One of the most disturbing features of female teacher/male student encounters is the cynical view of many that the boys are not truly victims when they have sexual encounters with their female teachers. Male observers, in particular, will joke “How come I never had a teacher like that?” The question whether a boy can be as psychologically devastated by an encounter with his an adult predator as any girl was tragically answered in the case of Brenda Harding, a 30-year-old woman in Canon, Colorado. She had carried on a relationship with a 15-year-old boy, while his babysitter. When the boy’s father discovered it and ordered Harding to stay away from his son, the boy was later found dead of a drug overdose – suspected suicide. And, by the way, the sentence for Ms. Harding? A mere 90 days in jail, plus 10 years probation.
While these two recent examples show that the criminal authorities do occasionally get involved, the cases that slip through the cracks, as noted in the studies cited above, are the overwhelming majority.
So what can you do to prevent or, at the very least, detect these problems in the early stages? Three things that every parent can do are:
- Without making your children unduly suspicious of their teachers, aides and other school personnel, make sure they know to report to you immediately any words or actions by any school personnel that makes them uncomfortable. Be sure they know that when these things happen it is not their fault; that they will not get into trouble and that it is a good thing to report anything like this to you.
- Don’t ignore rumors of teachers or other school personnel who are acting inappropriately. Rumors are often critical leads to uncovering sexual abuse and harassment. It is remarkable how many times, once a teacher’s behavior is brought to light, the students will say that they had known for years that there was something wrong.
- Don’t be afraid to go to the school authorities and, if they will not respond, to the police with any concerns you have. While school authorities have been known to threaten defamation cases in such instances, reporting concerns to proper authorities in good faith is constitutionally protected against libel and slander suits.

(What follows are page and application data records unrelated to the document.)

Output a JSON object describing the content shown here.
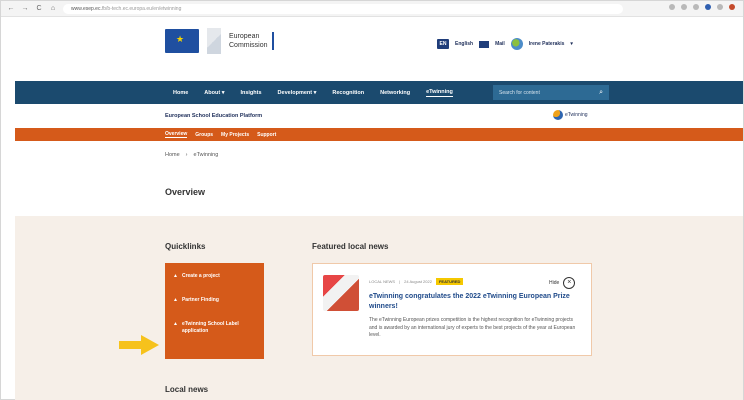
{
  "browser": {
    "url_host": "www.esep.ec.",
    "url_path": "fb/b-tech.ec.europa.eu/en/etwinning",
    "nav": [
      "←",
      "→",
      "C",
      "⌂"
    ]
  },
  "header": {
    "logo_line1": "European",
    "logo_line2": "Commission",
    "language_code": "EN",
    "language_label": "English",
    "mail_label": "Mail",
    "user_name": "Irene Paterakis",
    "user_caret": "▾"
  },
  "mainnav": {
    "items": [
      "Home",
      "About ▾",
      "Insights",
      "Development ▾",
      "Recognition",
      "Networking",
      "eTwinning"
    ],
    "search_placeholder": "Search for content",
    "search_icon": "⌕"
  },
  "platform": {
    "title": "European School Education Platform",
    "etwinning_logo_text": "eTwinning"
  },
  "subnav": {
    "items": [
      "Overview",
      "Groups",
      "My Projects",
      "Support"
    ]
  },
  "breadcrumb": {
    "home": "Home",
    "separator": "›",
    "current": "eTwinning"
  },
  "page": {
    "title": "Overview",
    "quicklinks_title": "Quicklinks",
    "featured_title": "Featured local news",
    "local_news_title": "Local news"
  },
  "quicklinks": [
    {
      "label": "Create a project"
    },
    {
      "label": "Partner Finding"
    },
    {
      "label": "eTwinning School Label application"
    }
  ],
  "news_card": {
    "category": "LOCAL NEWS",
    "divider": "|",
    "date": "24 August 2022",
    "badge": "FEATURED",
    "hide_label": "Hide",
    "close_glyph": "×",
    "headline": "eTwinning congratulates the 2022 eTwinning European Prize winners!",
    "description": "The eTwinning European prizes competition is the highest recognition for eTwinning projects and is awarded by an international jury of experts to the best projects of the year at European level."
  },
  "colors": {
    "nav_blue": "#1b4a6e",
    "accent_orange": "#d55a1a",
    "arrow_yellow": "#f6c21c"
  }
}
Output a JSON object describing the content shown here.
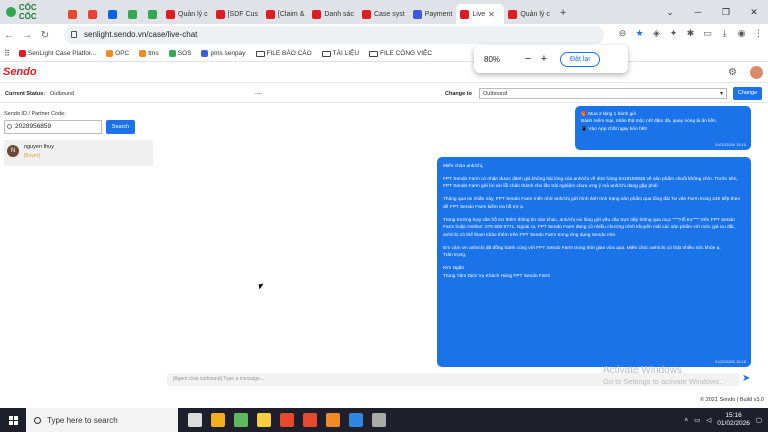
{
  "browser": {
    "brand": "CỐC CỐC",
    "tabs": [
      {
        "label": "",
        "color": "#e8482b"
      },
      {
        "label": "",
        "color": "#ea4335"
      },
      {
        "label": "",
        "color": "#0b63e5"
      },
      {
        "label": "",
        "color": "#34a853"
      },
      {
        "label": "",
        "color": "#34a853"
      },
      {
        "label": "Quản lý c",
        "color": "#e11b22"
      },
      {
        "label": "[SDF Cus",
        "color": "#e11b22"
      },
      {
        "label": "[Claim &",
        "color": "#e11b22"
      },
      {
        "label": "Danh sác",
        "color": "#e11b22"
      },
      {
        "label": "Case syst",
        "color": "#e11b22"
      },
      {
        "label": "Payment",
        "color": "#3b5bdb"
      },
      {
        "label": "Live",
        "color": "#e11b22",
        "active": true
      },
      {
        "label": "Quản lý c",
        "color": "#e11b22"
      }
    ],
    "url": "senlight.sendo.vn/case/live-chat",
    "bookmarks": [
      {
        "label": "SenLight Case Platfor...",
        "color": "#e11b22"
      },
      {
        "label": "OPC",
        "color": "#f08a24"
      },
      {
        "label": "tms",
        "color": "#f08a24"
      },
      {
        "label": "SOS",
        "color": "#34a853"
      },
      {
        "label": "pms senpay",
        "color": "#3b5bdb"
      },
      {
        "label": "FILE BÁO CÁO",
        "folder": true
      },
      {
        "label": "TÀI LIỆU",
        "folder": true
      },
      {
        "label": "FILE CÔNG VIỆC",
        "folder": true
      }
    ],
    "zoom": {
      "value": "80%",
      "minus": "−",
      "plus": "+",
      "reset_label": "Đặt lại"
    }
  },
  "app": {
    "logo": "Sendo",
    "status_bar": {
      "current_status_label": "Current Status:",
      "current_status_value": "Outbound",
      "middle_text": "----",
      "change_to_label": "Change to",
      "change_to_value": "Outbound",
      "change_button": "Change"
    },
    "search": {
      "label": "Sendo ID / Partner Code:",
      "value": "2028956859",
      "button": "Search"
    },
    "conversations": [
      {
        "initial": "N",
        "name": "nguyen thuy",
        "badge": "[Buyer]"
      }
    ],
    "messages": [
      {
        "lines": [
          "🎁 Mua 2 tặng 1 bánh giò",
          "Bánh mềm mại, nhân thịt mộc nhĩ đậm đà, quay nóng là ăn liền.",
          "📱 Vào App chốt ngay kẻo hết!"
        ],
        "time": "01/02/2026 15:10"
      },
      {
        "paragraphs": [
          "Miến chào anh/chị,",
          "FPT Sendo Farm có nhận được đánh giá không hài lòng của anh/chị về đơn hàng 8418193835 về sản phẩm chuối không chín. Trước tiên, FPT Sendo Farm gửi lời xin lỗi chân thành cho lần trải nghiệm chưa ưng ý mà anh/chị đang gặp phải.",
          "Thông qua tin nhắn này, FPT Sendo Farm mến nhờ anh/chị gửi hình ảnh tình trạng sản phẩm qua tổng đài Tư vấn Farm trong 24h tiếp theo để FPT Sendo Farm kiểm tra hỗ trợ ạ.",
          "Trong trường hợp cần hỗ trợ thêm thông tin nào khác, anh/chị vui lòng gửi yêu cầu trực tiếp thông qua mục \"\"\"\"Hỗ trợ\"\"\"\" trên FPT Sendo Farm hoặc Hotline: 076 600 6771. Ngoài ra, FPT Sendo Farm đang có nhiều chương trình khuyến mãi các sản phẩm với mức giá ưu đãi, anh/chị có thể tham khảo thêm trên FPT Sendo Farm trong ứng dụng Sendo nhé.",
          "Em cảm ơn anh/chị đã đồng hành cùng với FPT Sendo Farm trong thời gian vừa qua. Miến chúc anh/chị có thật nhiều sức khỏe ạ.\nTrân trọng,",
          "Kim Ngân\nTrung Tâm Dịch Vụ Khách Hàng FPT Sendo Farm"
        ],
        "time": "01/02/2026 15:16"
      }
    ],
    "composer_placeholder": "[Agent chat outbound] Type a message...",
    "footer": "© 2021 Sendo | Build v3.0",
    "watermark": {
      "title": "Activate Windows",
      "subtitle": "Go to Settings to activate Windows."
    }
  },
  "taskbar": {
    "search_placeholder": "Type here to search",
    "time": "15:16",
    "date": "01/02/2026",
    "apps": [
      "#dcdcdc",
      "#f2b01e",
      "#5fb85f",
      "#f4d03f",
      "#e8482b",
      "#e8482b",
      "#f08a24",
      "#2e86de",
      "#aaaaaa"
    ]
  }
}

The next time somebody asks you what you expect first and foremost from your local school, be sure you know to say “That my child will come home safe and sound every day.”
If your child has been the victim of physical or sexual abuse at school, we can help, and we hope that you will contact us. Please contact our well-practiced Michigan student protection attorneys at Seikaly, Stewart & Bennett for a no-obligation phone call or office appointment. Call 248-785-0102 or fill out our contact form to arrange your consultation.
 Sexual Abuse in Social Context: Catholic Clergy and Other Professionals, February 2004
 Daniel Wishnietsky, “Reported and Unreported Teacher-Student Sexual Harassment,” Journal of Ed Research, Vol. W, 1991, pp. 164-69.
 Douglas Montero, “Secret Shame of Our Schools: Sexual Abuse of Students Runs Rampant,” New York Post, July 30, 2001, p. 1.
 Charol Shakeshaft and Audrey Cohan, In loco parentis: Sexual abuse of students in schools, (What administrators should know). Report to the U.S. Department of Education, Field Initiated Grants
 Diana Jean Schemo, “Silently Shifting Teachers in Sex Abuse Cases,” New York Times, June 18, 2002, p. A19.
 KDRO Television, KDRO.COM, October 24, 2011.